Twelve Church of England clergy members will soon reveal that they have secretly married their same-sex partners in defiance of the Archbishop of Canterbury.
Those out of the dozen clergy not open about their marriages will reveal their identities in an open letter, in which they will also push the Church to reconsider allowing blessings for same-sex couples.
The Times reports that half of those signing the letter have already opened up about their marriages, but that the other six will increase the impact on the Church’s views of same-sex marriage.
One of the first clergy to marry his same-sex partner, Andrew Foreshew-Cain, who married his husband in 2014, warned that gay members of the Church will not back down on the issue.
He told the Times: “We are now going to keep pushing for the next and the next and the next [step] until we get full equality in the church. We are not going away.”
A ruling two years ago from Archbishop of Canterbury Justin Welby and the Archbishop of York John Sentamu, banned clergy from entering same-sex marriages.
They said those who do so will be disciplined, and cannot be ordained.
While the Church of England is permanently exempt from same-sex marriage legislation in England and Wales, many have pushed for blessing ceremonies to be allowed to take place in its churches.
Mr Foreshew-Cain hopes that the issue will be discussed at the next General Synod in February.
While he said he hoped many would have their unions blessed in the Church, he warned that many have already turned their backs.
“The church has been so vile to gays and lesbians for so long that most of my gay and lesbian friends want nothing to do with the church. Why go back to an institution which is constantly abusing you?” he added.
Under proposed changes, priests would be able to individually choose whether the perform the blessing ceremonies.
“We acknowledge in our letter that we don’t think the church as a whole is ready for a change in the doctrine of marriage, but that it must be permissible for parishes who wish to celebrate with couples who have got married or have civil partnership to do so,” says Foreshew-Cain.
The number of signatories is also expected to increase, as organisers plan to ask the 70 clergy members and lay people already in civil partnerships whether they have married.
Earlier this year, a gay priest quit the Church of England in order to be able to marry his partner.

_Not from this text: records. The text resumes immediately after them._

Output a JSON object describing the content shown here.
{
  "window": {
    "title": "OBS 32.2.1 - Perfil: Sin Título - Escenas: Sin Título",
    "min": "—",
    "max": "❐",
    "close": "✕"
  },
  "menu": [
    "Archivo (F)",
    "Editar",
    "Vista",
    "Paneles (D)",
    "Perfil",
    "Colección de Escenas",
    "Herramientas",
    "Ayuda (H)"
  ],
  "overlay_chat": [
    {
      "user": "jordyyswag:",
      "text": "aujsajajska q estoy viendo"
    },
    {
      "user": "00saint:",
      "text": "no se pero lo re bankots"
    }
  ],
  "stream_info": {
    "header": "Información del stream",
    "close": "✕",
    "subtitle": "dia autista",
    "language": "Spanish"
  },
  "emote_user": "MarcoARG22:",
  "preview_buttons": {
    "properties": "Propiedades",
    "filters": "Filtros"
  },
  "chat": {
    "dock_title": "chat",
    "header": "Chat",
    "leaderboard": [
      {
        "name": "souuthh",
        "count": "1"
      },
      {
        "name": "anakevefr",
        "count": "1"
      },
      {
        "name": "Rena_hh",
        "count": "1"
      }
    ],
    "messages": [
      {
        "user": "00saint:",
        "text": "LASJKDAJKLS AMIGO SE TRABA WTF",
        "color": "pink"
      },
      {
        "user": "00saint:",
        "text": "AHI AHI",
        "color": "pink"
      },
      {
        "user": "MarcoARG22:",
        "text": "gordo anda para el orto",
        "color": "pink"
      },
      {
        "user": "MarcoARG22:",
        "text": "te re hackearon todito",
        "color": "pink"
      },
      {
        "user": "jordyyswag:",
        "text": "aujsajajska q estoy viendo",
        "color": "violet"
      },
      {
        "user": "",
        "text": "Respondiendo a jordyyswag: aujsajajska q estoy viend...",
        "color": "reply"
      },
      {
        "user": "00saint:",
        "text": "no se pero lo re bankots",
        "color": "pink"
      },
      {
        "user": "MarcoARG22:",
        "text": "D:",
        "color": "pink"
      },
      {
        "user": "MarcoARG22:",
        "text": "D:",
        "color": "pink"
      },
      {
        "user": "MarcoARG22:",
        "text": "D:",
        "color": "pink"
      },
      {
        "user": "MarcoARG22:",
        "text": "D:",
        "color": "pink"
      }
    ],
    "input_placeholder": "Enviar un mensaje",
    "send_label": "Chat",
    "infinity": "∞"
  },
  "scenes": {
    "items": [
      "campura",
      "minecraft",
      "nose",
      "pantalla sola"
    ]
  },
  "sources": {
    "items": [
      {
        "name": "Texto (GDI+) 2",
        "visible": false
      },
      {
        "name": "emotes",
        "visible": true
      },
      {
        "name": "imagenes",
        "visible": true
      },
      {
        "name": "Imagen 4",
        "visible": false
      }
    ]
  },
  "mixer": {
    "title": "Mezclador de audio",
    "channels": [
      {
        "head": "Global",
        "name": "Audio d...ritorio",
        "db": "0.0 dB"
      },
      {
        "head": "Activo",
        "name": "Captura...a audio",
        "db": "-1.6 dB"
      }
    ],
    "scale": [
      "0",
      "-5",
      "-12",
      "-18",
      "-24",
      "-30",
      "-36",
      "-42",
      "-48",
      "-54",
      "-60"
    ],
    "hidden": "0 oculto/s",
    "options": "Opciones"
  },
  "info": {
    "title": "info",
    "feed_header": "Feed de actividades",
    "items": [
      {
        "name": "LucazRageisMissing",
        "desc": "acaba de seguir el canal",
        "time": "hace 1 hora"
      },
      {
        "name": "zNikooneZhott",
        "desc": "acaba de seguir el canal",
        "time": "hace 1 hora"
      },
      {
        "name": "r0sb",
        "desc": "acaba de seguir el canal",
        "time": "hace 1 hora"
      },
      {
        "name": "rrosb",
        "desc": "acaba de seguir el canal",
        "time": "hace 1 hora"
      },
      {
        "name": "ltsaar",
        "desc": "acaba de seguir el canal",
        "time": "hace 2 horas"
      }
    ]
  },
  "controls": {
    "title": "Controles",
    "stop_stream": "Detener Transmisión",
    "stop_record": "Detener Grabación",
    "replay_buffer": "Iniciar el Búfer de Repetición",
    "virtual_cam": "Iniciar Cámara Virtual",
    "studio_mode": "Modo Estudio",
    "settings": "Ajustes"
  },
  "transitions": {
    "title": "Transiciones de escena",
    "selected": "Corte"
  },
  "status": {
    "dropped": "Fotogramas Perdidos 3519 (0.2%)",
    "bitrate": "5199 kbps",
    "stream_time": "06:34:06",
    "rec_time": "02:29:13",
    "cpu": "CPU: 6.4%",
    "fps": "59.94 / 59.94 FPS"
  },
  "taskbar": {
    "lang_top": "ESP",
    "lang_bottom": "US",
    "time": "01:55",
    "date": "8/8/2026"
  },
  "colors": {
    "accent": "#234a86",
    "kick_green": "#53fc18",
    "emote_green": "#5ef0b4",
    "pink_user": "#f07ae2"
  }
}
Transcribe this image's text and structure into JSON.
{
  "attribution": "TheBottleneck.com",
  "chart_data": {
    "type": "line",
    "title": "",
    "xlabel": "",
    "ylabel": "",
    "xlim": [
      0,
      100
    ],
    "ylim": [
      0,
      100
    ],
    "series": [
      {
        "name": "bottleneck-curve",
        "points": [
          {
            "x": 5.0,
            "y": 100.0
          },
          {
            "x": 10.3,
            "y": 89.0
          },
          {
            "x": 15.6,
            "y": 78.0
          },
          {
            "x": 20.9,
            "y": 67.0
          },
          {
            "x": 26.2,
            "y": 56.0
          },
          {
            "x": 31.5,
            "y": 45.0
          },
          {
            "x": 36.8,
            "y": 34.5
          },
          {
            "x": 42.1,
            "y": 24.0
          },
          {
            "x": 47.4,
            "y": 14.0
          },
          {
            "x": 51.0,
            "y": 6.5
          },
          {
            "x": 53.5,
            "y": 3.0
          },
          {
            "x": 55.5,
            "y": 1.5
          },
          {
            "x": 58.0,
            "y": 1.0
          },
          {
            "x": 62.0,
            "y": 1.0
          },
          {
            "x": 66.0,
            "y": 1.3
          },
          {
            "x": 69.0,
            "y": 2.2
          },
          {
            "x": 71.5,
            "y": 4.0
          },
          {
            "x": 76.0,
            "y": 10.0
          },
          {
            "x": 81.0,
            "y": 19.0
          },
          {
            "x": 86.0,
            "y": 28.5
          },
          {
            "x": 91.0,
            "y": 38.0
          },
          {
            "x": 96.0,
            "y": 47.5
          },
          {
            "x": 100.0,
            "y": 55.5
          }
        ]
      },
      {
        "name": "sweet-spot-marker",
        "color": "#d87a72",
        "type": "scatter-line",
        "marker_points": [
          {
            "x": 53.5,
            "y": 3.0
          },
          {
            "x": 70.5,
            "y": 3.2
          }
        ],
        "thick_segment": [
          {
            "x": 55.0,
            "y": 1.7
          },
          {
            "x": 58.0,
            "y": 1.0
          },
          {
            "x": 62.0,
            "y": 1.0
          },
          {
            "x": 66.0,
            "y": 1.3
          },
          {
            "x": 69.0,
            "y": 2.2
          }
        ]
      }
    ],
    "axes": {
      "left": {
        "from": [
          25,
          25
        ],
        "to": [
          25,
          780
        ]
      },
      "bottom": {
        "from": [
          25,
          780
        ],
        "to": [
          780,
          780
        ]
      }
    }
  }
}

Chief executive of Christian Concern, Andrea Williams, who is known for being anti-gay, said: “They [the signatories] are trying to undermine the authority of the teaching of the church.”